TASK REQUIREMENTS: Word for word, return each entry that follows, with every image removed.

INFORMATION:
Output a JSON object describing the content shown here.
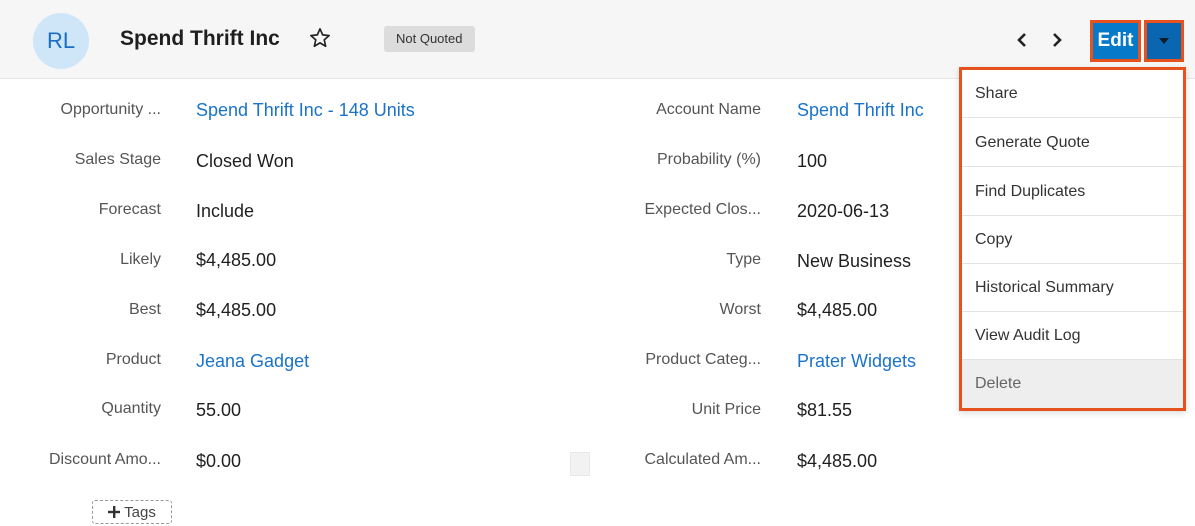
{
  "header": {
    "avatar_initials": "RL",
    "title": "Spend Thrift Inc",
    "status_badge": "Not Quoted",
    "edit_label": "Edit",
    "accent_color": "#0679c8",
    "highlight_color": "#e5521e"
  },
  "fields_left": [
    {
      "label": "Opportunity ...",
      "value": "Spend Thrift Inc - 148 Units",
      "link": true
    },
    {
      "label": "Sales Stage",
      "value": "Closed Won",
      "link": false
    },
    {
      "label": "Forecast",
      "value": "Include",
      "link": false
    },
    {
      "label": "Likely",
      "value": "$4,485.00",
      "link": false
    },
    {
      "label": "Best",
      "value": "$4,485.00",
      "link": false
    },
    {
      "label": "Product",
      "value": "Jeana Gadget",
      "link": true
    },
    {
      "label": "Quantity",
      "value": "55.00",
      "link": false
    },
    {
      "label": "Discount Amo...",
      "value": "$0.00",
      "link": false
    }
  ],
  "fields_right": [
    {
      "label": "Account Name",
      "value": "Spend Thrift Inc",
      "link": true
    },
    {
      "label": "Probability (%)",
      "value": "100",
      "link": false
    },
    {
      "label": "Expected Clos...",
      "value": "2020-06-13",
      "link": false
    },
    {
      "label": "Type",
      "value": "New Business",
      "link": false
    },
    {
      "label": "Worst",
      "value": "$4,485.00",
      "link": false
    },
    {
      "label": "Product Categ...",
      "value": "Prater Widgets",
      "link": true
    },
    {
      "label": "Unit Price",
      "value": "$81.55",
      "link": false
    },
    {
      "label": "Calculated Am...",
      "value": "$4,485.00",
      "link": false
    }
  ],
  "tags_label": "Tags",
  "dropdown_items": [
    {
      "label": "Share"
    },
    {
      "label": "Generate Quote"
    },
    {
      "label": "Find Duplicates"
    },
    {
      "label": "Copy"
    },
    {
      "label": "Historical Summary"
    },
    {
      "label": "View Audit Log"
    },
    {
      "label": "Delete"
    }
  ],
  "icons": {
    "favorite": "star-outline-icon",
    "prev": "chevron-left-icon",
    "next": "chevron-right-icon",
    "menu": "caret-down-icon",
    "add": "plus-icon"
  }
}
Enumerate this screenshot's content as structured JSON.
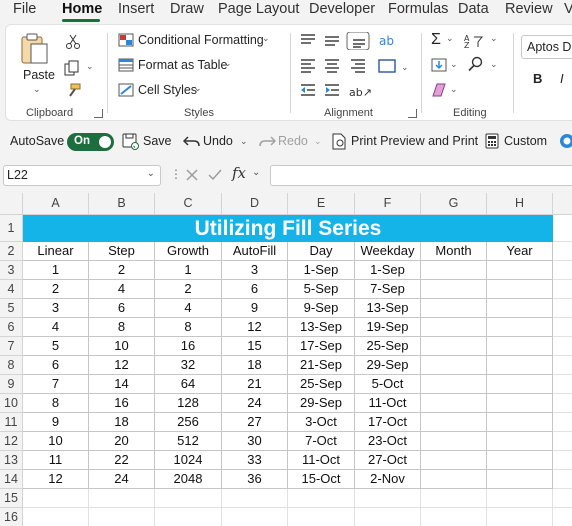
{
  "menu": {
    "tabs": [
      "File",
      "Home",
      "Insert",
      "Draw",
      "Page Layout",
      "Developer",
      "Formulas",
      "Data",
      "Review",
      "V"
    ],
    "active": "Home"
  },
  "ribbon": {
    "clipboard": {
      "paste": "Paste",
      "group": "Clipboard"
    },
    "styles": {
      "conditional": "Conditional Formatting",
      "format_table": "Format as Table",
      "cell_styles": "Cell Styles",
      "group": "Styles"
    },
    "alignment": {
      "group": "Alignment"
    },
    "editing": {
      "group": "Editing"
    },
    "font": {
      "name": "Aptos Di",
      "bold": "B",
      "italic": "I"
    }
  },
  "qat": {
    "autosave": "AutoSave",
    "toggle": "On",
    "save": "Save",
    "undo": "Undo",
    "redo": "Redo",
    "print": "Print Preview and Print",
    "custom": "Custom"
  },
  "formula_bar": {
    "name_box": "L22",
    "fx": "fx",
    "value": ""
  },
  "sheet": {
    "columns": [
      "A",
      "B",
      "C",
      "D",
      "E",
      "F",
      "G",
      "H"
    ],
    "rows": [
      "1",
      "2",
      "3",
      "4",
      "5",
      "6",
      "7",
      "8",
      "9",
      "10",
      "11",
      "12",
      "13",
      "14",
      "15",
      "16"
    ],
    "title": "Utilizing Fill Series",
    "headers": [
      "Linear",
      "Step",
      "Growth",
      "AutoFill",
      "Day",
      "Weekday",
      "Month",
      "Year"
    ],
    "data": [
      [
        "1",
        "2",
        "1",
        "3",
        "1-Sep",
        "1-Sep",
        "",
        ""
      ],
      [
        "2",
        "4",
        "2",
        "6",
        "5-Sep",
        "7-Sep",
        "",
        ""
      ],
      [
        "3",
        "6",
        "4",
        "9",
        "9-Sep",
        "13-Sep",
        "",
        ""
      ],
      [
        "4",
        "8",
        "8",
        "12",
        "13-Sep",
        "19-Sep",
        "",
        ""
      ],
      [
        "5",
        "10",
        "16",
        "15",
        "17-Sep",
        "25-Sep",
        "",
        ""
      ],
      [
        "6",
        "12",
        "32",
        "18",
        "21-Sep",
        "29-Sep",
        "",
        ""
      ],
      [
        "7",
        "14",
        "64",
        "21",
        "25-Sep",
        "5-Oct",
        "",
        ""
      ],
      [
        "8",
        "16",
        "128",
        "24",
        "29-Sep",
        "11-Oct",
        "",
        ""
      ],
      [
        "9",
        "18",
        "256",
        "27",
        "3-Oct",
        "17-Oct",
        "",
        ""
      ],
      [
        "10",
        "20",
        "512",
        "30",
        "7-Oct",
        "23-Oct",
        "",
        ""
      ],
      [
        "11",
        "22",
        "1024",
        "33",
        "11-Oct",
        "27-Oct",
        "",
        ""
      ],
      [
        "12",
        "24",
        "2048",
        "36",
        "15-Oct",
        "2-Nov",
        "",
        ""
      ]
    ]
  },
  "colors": {
    "accent": "#1d6e3f",
    "title_fill": "#15b4e8"
  }
}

SOLUTION FOR THIS EXERCISE:
Output a JSON object describing the content shown here.
{
  "header": {
    "avatar_initials": "RL",
    "title": "Spend Thrift Inc",
    "status_badge": "Not Quoted",
    "edit_label": "Edit",
    "accent_color": "#0679c8",
    "highlight_color": "#e5521e"
  },
  "fields_left": [
    {
      "label": "Opportunity ...",
      "value": "Spend Thrift Inc - 148 Units",
      "link": true
    },
    {
      "label": "Sales Stage",
      "value": "Closed Won",
      "link": false
    },
    {
      "label": "Forecast",
      "value": "Include",
      "link": false
    },
    {
      "label": "Likely",
      "value": "$4,485.00",
      "link": false
    },
    {
      "label": "Best",
      "value": "$4,485.00",
      "link": false
    },
    {
      "label": "Product",
      "value": "Jeana Gadget",
      "link": true
    },
    {
      "label": "Quantity",
      "value": "55.00",
      "link": false
    },
    {
      "label": "Discount Amo...",
      "value": "$0.00",
      "link": false
    }
  ],
  "fields_right": [
    {
      "label": "Account Name",
      "value": "Spend Thrift Inc",
      "link": true
    },
    {
      "label": "Probability (%)",
      "value": "100",
      "link": false
    },
    {
      "label": "Expected Clos...",
      "value": "2020-06-13",
      "link": false
    },
    {
      "label": "Type",
      "value": "New Business",
      "link": false
    },
    {
      "label": "Worst",
      "value": "$4,485.00",
      "link": false
    },
    {
      "label": "Product Categ...",
      "value": "Prater Widgets",
      "link": true
    },
    {
      "label": "Unit Price",
      "value": "$81.55",
      "link": false
    },
    {
      "label": "Calculated Am...",
      "value": "$4,485.00",
      "link": false
    }
  ],
  "tags_label": "Tags",
  "dropdown_items": [
    {
      "label": "Share"
    },
    {
      "label": "Generate Quote"
    },
    {
      "label": "Find Duplicates"
    },
    {
      "label": "Copy"
    },
    {
      "label": "Historical Summary"
    },
    {
      "label": "View Audit Log"
    },
    {
      "label": "Delete"
    }
  ],
  "icons": {
    "favorite": "star-outline-icon",
    "prev": "chevron-left-icon",
    "next": "chevron-right-icon",
    "menu": "caret-down-icon",
    "add": "plus-icon"
  }
}
Enumerate this screenshot's content as structured JSON.
{
  "menu": {
    "tabs": [
      "File",
      "Home",
      "Insert",
      "Draw",
      "Page Layout",
      "Developer",
      "Formulas",
      "Data",
      "Review",
      "V"
    ],
    "active": "Home"
  },
  "ribbon": {
    "clipboard": {
      "paste": "Paste",
      "group": "Clipboard"
    },
    "styles": {
      "conditional": "Conditional Formatting",
      "format_table": "Format as Table",
      "cell_styles": "Cell Styles",
      "group": "Styles"
    },
    "alignment": {
      "group": "Alignment"
    },
    "editing": {
      "group": "Editing"
    },
    "font": {
      "name": "Aptos Di",
      "bold": "B",
      "italic": "I"
    }
  },
  "qat": {
    "autosave": "AutoSave",
    "toggle": "On",
    "save": "Save",
    "undo": "Undo",
    "redo": "Redo",
    "print": "Print Preview and Print",
    "custom": "Custom"
  },
  "formula_bar": {
    "name_box": "L22",
    "fx": "fx",
    "value": ""
  },
  "sheet": {
    "columns": [
      "A",
      "B",
      "C",
      "D",
      "E",
      "F",
      "G",
      "H"
    ],
    "rows": [
      "1",
      "2",
      "3",
      "4",
      "5",
      "6",
      "7",
      "8",
      "9",
      "10",
      "11",
      "12",
      "13",
      "14",
      "15",
      "16"
    ],
    "title": "Utilizing Fill Series",
    "headers": [
      "Linear",
      "Step",
      "Growth",
      "AutoFill",
      "Day",
      "Weekday",
      "Month",
      "Year"
    ],
    "data": [
      [
        "1",
        "2",
        "1",
        "3",
        "1-Sep",
        "1-Sep",
        "",
        ""
      ],
      [
        "2",
        "4",
        "2",
        "6",
        "5-Sep",
        "7-Sep",
        "",
        ""
      ],
      [
        "3",
        "6",
        "4",
        "9",
        "9-Sep",
        "13-Sep",
        "",
        ""
      ],
      [
        "4",
        "8",
        "8",
        "12",
        "13-Sep",
        "19-Sep",
        "",
        ""
      ],
      [
        "5",
        "10",
        "16",
        "15",
        "17-Sep",
        "25-Sep",
        "",
        ""
      ],
      [
        "6",
        "12",
        "32",
        "18",
        "21-Sep",
        "29-Sep",
        "",
        ""
      ],
      [
        "7",
        "14",
        "64",
        "21",
        "25-Sep",
        "5-Oct",
        "",
        ""
      ],
      [
        "8",
        "16",
        "128",
        "24",
        "29-Sep",
        "11-Oct",
        "",
        ""
      ],
      [
        "9",
        "18",
        "256",
        "27",
        "3-Oct",
        "17-Oct",
        "",
        ""
      ],
      [
        "10",
        "20",
        "512",
        "30",
        "7-Oct",
        "23-Oct",
        "",
        ""
      ],
      [
        "11",
        "22",
        "1024",
        "33",
        "11-Oct",
        "27-Oct",
        "",
        ""
      ],
      [
        "12",
        "24",
        "2048",
        "36",
        "15-Oct",
        "2-Nov",
        "",
        ""
      ]
    ]
  },
  "colors": {
    "accent": "#1d6e3f",
    "title_fill": "#15b4e8"
  }
}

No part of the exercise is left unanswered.